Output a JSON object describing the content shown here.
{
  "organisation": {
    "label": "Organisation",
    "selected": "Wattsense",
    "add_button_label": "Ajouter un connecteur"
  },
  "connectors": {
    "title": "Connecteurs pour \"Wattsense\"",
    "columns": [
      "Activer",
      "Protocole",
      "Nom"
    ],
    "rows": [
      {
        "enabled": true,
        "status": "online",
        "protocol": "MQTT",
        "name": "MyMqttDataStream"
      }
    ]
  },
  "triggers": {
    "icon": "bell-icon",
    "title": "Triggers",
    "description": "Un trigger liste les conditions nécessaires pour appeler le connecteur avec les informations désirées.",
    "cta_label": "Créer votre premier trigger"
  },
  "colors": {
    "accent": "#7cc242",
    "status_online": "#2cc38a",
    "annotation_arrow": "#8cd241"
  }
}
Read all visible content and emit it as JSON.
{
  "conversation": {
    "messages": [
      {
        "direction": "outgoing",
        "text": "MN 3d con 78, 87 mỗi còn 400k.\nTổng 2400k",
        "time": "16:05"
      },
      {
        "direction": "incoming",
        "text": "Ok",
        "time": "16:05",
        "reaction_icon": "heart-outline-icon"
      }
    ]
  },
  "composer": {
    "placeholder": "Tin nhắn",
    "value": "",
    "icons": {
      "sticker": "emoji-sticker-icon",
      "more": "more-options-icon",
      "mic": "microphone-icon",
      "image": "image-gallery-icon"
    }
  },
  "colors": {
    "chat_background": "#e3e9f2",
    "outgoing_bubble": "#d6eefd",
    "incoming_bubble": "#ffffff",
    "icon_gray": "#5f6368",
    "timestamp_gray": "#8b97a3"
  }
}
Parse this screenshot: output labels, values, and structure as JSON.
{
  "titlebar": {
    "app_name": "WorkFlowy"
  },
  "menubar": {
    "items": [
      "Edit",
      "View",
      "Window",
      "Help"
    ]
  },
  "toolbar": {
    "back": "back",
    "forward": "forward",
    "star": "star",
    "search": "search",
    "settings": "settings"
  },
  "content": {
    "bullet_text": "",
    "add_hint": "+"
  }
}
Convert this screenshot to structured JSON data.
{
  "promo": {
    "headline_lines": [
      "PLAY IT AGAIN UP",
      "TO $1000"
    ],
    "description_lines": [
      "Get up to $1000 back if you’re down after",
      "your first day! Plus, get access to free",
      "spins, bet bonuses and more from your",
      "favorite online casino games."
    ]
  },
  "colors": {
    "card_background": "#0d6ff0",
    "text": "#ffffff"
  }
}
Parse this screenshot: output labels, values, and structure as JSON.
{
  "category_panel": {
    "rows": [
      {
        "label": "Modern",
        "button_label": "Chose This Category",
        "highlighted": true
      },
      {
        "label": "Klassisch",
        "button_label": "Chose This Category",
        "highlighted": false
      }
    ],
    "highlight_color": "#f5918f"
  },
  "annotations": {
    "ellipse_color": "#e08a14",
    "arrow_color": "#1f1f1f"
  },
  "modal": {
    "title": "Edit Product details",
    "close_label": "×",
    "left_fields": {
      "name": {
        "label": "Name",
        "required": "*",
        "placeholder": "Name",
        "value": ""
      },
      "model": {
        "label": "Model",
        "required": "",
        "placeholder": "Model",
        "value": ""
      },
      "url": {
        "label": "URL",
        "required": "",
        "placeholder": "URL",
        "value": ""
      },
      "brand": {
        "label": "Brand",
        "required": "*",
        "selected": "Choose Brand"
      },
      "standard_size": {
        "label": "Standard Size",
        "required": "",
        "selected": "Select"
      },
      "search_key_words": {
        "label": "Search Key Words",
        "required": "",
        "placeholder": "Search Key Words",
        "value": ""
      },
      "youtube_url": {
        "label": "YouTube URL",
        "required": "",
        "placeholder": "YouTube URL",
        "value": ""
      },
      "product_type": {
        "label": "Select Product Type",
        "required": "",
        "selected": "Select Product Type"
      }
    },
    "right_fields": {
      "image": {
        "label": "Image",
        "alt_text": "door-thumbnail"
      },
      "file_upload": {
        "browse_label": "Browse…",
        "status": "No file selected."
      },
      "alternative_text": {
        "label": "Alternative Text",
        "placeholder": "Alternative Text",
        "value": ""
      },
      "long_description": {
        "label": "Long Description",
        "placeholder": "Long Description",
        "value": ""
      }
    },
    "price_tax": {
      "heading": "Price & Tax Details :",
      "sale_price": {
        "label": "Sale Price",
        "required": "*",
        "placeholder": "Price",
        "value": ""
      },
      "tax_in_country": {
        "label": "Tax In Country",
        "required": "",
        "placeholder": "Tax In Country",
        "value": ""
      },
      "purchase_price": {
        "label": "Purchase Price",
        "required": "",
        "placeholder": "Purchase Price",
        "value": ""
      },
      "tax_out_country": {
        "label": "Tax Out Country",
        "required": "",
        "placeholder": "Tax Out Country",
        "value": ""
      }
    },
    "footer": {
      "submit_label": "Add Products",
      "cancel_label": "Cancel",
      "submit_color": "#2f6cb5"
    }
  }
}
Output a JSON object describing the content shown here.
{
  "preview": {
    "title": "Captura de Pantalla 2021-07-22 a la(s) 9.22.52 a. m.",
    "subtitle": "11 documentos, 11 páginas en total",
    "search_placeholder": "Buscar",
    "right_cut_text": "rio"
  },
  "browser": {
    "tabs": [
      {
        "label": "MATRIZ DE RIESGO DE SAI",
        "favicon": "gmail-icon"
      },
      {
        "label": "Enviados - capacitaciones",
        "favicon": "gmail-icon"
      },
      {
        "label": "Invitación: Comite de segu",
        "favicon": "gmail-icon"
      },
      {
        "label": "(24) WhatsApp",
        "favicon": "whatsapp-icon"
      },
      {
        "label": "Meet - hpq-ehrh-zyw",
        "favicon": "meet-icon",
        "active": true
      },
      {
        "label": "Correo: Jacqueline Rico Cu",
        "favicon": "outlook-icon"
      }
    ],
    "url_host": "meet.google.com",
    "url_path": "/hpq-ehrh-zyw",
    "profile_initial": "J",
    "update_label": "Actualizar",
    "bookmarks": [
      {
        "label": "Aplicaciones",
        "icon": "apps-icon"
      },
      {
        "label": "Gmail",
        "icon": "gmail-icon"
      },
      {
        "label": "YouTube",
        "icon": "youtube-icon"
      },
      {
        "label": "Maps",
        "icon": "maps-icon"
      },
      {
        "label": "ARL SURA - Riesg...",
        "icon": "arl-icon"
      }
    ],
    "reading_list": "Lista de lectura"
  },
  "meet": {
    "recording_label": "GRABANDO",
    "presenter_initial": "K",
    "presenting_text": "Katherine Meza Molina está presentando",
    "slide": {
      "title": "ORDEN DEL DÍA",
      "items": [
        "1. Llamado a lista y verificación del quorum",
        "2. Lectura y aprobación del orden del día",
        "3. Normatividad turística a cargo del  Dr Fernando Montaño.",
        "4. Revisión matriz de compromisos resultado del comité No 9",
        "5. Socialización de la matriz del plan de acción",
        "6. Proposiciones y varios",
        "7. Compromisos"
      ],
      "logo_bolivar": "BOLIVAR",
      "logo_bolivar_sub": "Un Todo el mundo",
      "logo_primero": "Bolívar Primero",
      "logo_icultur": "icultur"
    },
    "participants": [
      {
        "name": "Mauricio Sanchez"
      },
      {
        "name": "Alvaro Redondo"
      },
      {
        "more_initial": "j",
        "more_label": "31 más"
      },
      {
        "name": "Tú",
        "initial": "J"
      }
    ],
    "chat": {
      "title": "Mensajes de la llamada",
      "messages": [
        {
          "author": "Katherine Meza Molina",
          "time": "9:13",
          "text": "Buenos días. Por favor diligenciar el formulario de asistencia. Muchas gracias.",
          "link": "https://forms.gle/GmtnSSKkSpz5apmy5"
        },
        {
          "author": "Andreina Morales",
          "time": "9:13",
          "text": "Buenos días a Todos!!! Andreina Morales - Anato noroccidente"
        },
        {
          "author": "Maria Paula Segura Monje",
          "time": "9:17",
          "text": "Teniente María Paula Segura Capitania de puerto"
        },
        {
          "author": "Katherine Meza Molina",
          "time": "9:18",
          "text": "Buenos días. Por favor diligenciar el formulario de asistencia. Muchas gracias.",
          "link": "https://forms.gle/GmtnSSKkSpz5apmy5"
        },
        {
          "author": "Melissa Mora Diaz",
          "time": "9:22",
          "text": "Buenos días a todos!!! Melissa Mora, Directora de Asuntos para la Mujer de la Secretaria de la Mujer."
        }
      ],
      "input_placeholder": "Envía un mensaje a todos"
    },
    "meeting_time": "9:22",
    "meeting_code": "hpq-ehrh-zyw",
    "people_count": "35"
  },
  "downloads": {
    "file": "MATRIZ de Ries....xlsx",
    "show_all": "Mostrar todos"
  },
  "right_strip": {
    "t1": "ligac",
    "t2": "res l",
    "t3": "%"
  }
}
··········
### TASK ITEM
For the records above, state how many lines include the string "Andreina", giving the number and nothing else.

### RESPONSE TO THE TASK
2